═══ Data extract
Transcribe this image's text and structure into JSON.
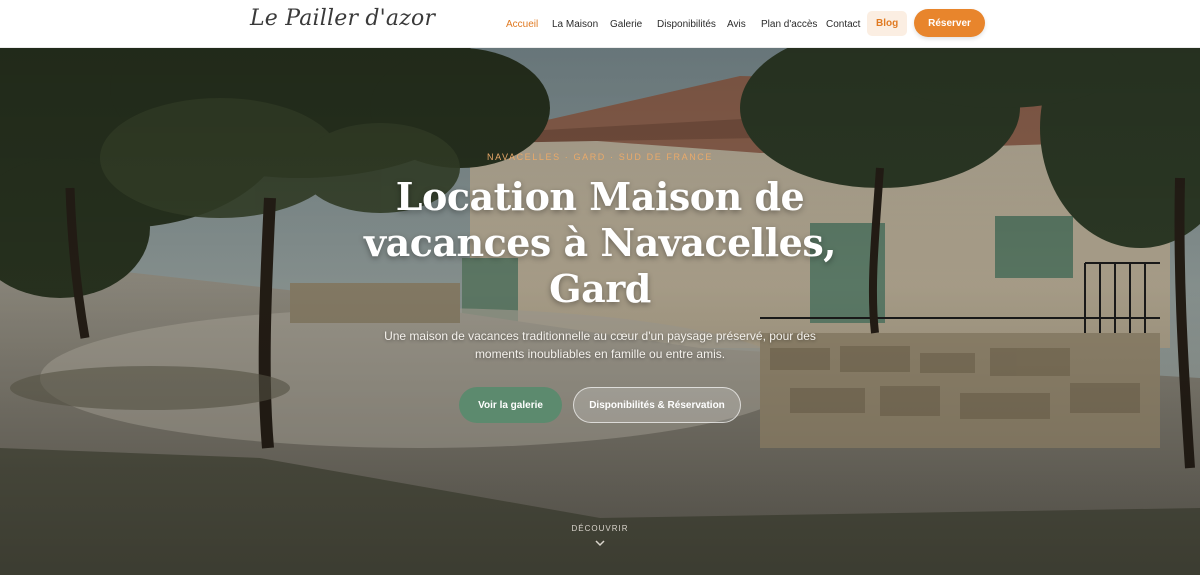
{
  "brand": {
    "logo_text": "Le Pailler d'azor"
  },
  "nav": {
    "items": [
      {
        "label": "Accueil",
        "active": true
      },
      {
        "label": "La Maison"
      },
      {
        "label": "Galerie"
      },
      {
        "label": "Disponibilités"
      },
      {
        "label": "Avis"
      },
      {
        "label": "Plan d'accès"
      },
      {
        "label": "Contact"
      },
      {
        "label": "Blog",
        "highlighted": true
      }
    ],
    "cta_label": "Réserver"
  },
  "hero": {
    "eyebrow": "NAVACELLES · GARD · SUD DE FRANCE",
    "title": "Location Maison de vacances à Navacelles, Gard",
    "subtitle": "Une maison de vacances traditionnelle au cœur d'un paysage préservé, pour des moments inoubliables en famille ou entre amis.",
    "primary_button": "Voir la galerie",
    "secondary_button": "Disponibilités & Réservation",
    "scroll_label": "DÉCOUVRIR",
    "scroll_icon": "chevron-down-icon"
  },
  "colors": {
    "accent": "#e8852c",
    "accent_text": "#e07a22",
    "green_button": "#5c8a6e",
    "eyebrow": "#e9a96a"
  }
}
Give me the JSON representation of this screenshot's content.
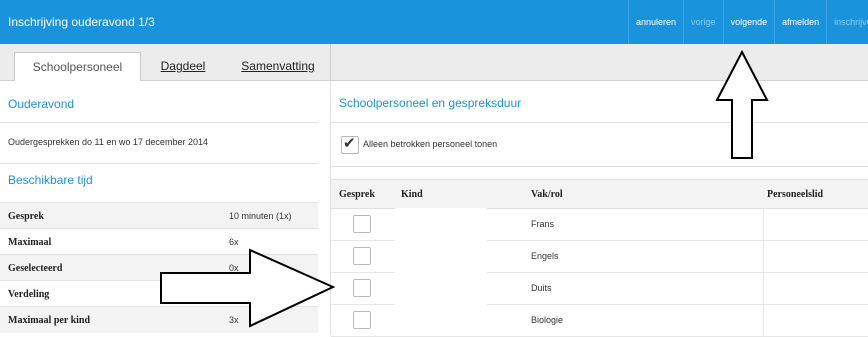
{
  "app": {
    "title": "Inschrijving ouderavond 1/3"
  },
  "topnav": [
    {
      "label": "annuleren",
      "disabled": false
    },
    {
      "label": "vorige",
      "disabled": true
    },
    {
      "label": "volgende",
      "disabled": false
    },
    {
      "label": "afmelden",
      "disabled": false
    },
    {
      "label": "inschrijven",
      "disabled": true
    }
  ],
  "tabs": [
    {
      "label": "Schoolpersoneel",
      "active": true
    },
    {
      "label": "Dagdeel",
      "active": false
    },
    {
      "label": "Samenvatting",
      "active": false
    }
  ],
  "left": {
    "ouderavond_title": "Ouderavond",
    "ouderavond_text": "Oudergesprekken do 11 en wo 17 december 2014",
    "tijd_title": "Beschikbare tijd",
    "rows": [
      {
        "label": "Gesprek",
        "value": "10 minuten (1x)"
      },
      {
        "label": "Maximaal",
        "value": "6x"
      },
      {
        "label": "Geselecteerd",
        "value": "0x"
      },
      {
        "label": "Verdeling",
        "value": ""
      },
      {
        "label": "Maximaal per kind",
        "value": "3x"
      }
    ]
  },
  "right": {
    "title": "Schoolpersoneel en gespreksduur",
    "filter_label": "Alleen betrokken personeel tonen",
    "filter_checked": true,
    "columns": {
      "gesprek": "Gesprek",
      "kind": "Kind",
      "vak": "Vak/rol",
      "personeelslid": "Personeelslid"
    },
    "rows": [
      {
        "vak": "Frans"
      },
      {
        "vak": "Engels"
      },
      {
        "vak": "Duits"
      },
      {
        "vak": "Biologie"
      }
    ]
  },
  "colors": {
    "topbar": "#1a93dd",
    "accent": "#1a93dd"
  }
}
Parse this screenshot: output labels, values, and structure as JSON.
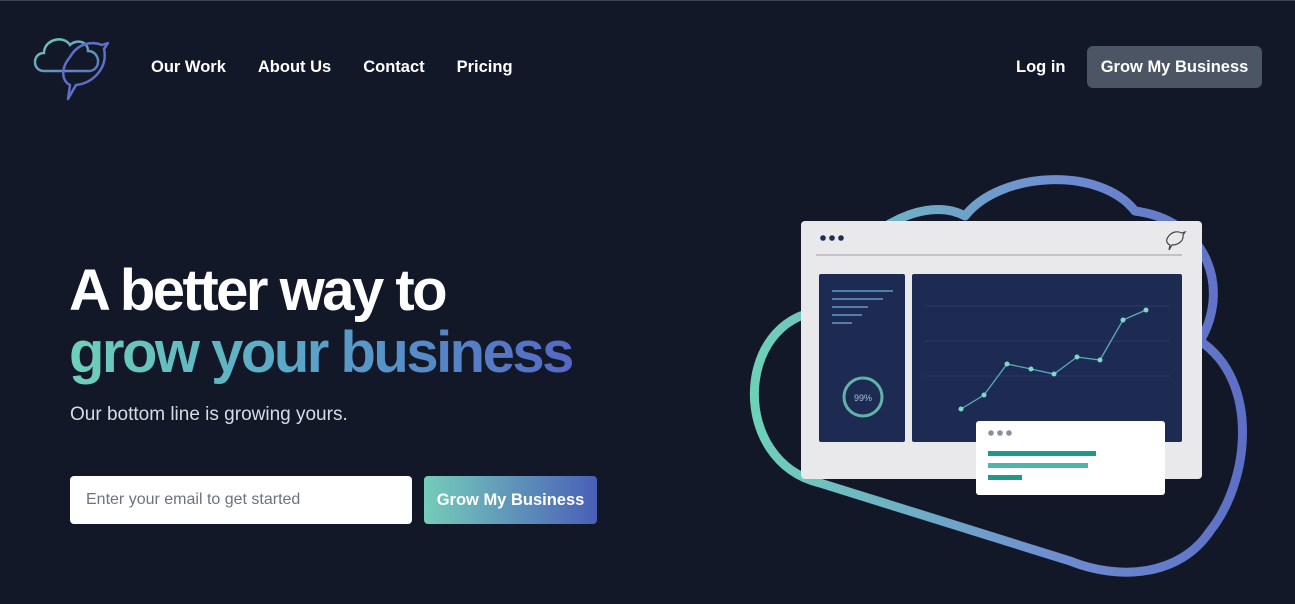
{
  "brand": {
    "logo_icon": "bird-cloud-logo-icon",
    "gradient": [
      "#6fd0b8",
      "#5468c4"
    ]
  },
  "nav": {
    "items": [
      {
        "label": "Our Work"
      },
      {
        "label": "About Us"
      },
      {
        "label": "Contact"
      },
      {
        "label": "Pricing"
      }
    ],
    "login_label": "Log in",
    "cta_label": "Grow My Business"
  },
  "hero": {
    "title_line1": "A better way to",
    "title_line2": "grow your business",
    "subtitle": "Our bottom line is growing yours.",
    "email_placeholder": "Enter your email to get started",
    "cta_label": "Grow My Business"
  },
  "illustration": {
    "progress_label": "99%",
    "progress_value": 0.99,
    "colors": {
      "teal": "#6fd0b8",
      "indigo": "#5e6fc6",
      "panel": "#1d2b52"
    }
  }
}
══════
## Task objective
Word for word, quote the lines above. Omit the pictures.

## Task solution
Transcribe this image's text and structure into JSON.
{
  "brand": {
    "logo_text": "Le Pailler d'azor"
  },
  "nav": {
    "items": [
      {
        "label": "Accueil",
        "active": true
      },
      {
        "label": "La Maison"
      },
      {
        "label": "Galerie"
      },
      {
        "label": "Disponibilités"
      },
      {
        "label": "Avis"
      },
      {
        "label": "Plan d'accès"
      },
      {
        "label": "Contact"
      },
      {
        "label": "Blog",
        "highlighted": true
      }
    ],
    "cta_label": "Réserver"
  },
  "hero": {
    "eyebrow": "NAVACELLES · GARD · SUD DE FRANCE",
    "title": "Location Maison de vacances à Navacelles, Gard",
    "subtitle": "Une maison de vacances traditionnelle au cœur d'un paysage préservé, pour des moments inoubliables en famille ou entre amis.",
    "primary_button": "Voir la galerie",
    "secondary_button": "Disponibilités & Réservation",
    "scroll_label": "DÉCOUVRIR",
    "scroll_icon": "chevron-down-icon"
  },
  "colors": {
    "accent": "#e8852c",
    "accent_text": "#e07a22",
    "green_button": "#5c8a6e",
    "eyebrow": "#e9a96a"
  }
}
Give me the JSON representation of this screenshot's content.
{
  "app": {
    "title": "Inschrijving ouderavond 1/3"
  },
  "topnav": [
    {
      "label": "annuleren",
      "disabled": false
    },
    {
      "label": "vorige",
      "disabled": true
    },
    {
      "label": "volgende",
      "disabled": false
    },
    {
      "label": "afmelden",
      "disabled": false
    },
    {
      "label": "inschrijven",
      "disabled": true
    }
  ],
  "tabs": [
    {
      "label": "Schoolpersoneel",
      "active": true
    },
    {
      "label": "Dagdeel",
      "active": false
    },
    {
      "label": "Samenvatting",
      "active": false
    }
  ],
  "left": {
    "ouderavond_title": "Ouderavond",
    "ouderavond_text": "Oudergesprekken do 11 en wo 17 december 2014",
    "tijd_title": "Beschikbare tijd",
    "rows": [
      {
        "label": "Gesprek",
        "value": "10 minuten (1x)"
      },
      {
        "label": "Maximaal",
        "value": "6x"
      },
      {
        "label": "Geselecteerd",
        "value": "0x"
      },
      {
        "label": "Verdeling",
        "value": ""
      },
      {
        "label": "Maximaal per kind",
        "value": "3x"
      }
    ]
  },
  "right": {
    "title": "Schoolpersoneel en gespreksduur",
    "filter_label": "Alleen betrokken personeel tonen",
    "filter_checked": true,
    "columns": {
      "gesprek": "Gesprek",
      "kind": "Kind",
      "vak": "Vak/rol",
      "personeelslid": "Personeelslid"
    },
    "rows": [
      {
        "vak": "Frans"
      },
      {
        "vak": "Engels"
      },
      {
        "vak": "Duits"
      },
      {
        "vak": "Biologie"
      }
    ]
  },
  "colors": {
    "topbar": "#1a93dd",
    "accent": "#1a93dd"
  }
}
Parse this screenshot: output labels, values, and structure as JSON.
{
  "brand": {
    "logo_icon": "bird-cloud-logo-icon",
    "gradient": [
      "#6fd0b8",
      "#5468c4"
    ]
  },
  "nav": {
    "items": [
      {
        "label": "Our Work"
      },
      {
        "label": "About Us"
      },
      {
        "label": "Contact"
      },
      {
        "label": "Pricing"
      }
    ],
    "login_label": "Log in",
    "cta_label": "Grow My Business"
  },
  "hero": {
    "title_line1": "A better way to",
    "title_line2": "grow your business",
    "subtitle": "Our bottom line is growing yours.",
    "email_placeholder": "Enter your email to get started",
    "cta_label": "Grow My Business"
  },
  "illustration": {
    "progress_label": "99%",
    "progress_value": 0.99,
    "colors": {
      "teal": "#6fd0b8",
      "indigo": "#5e6fc6",
      "panel": "#1d2b52"
    }
  }
}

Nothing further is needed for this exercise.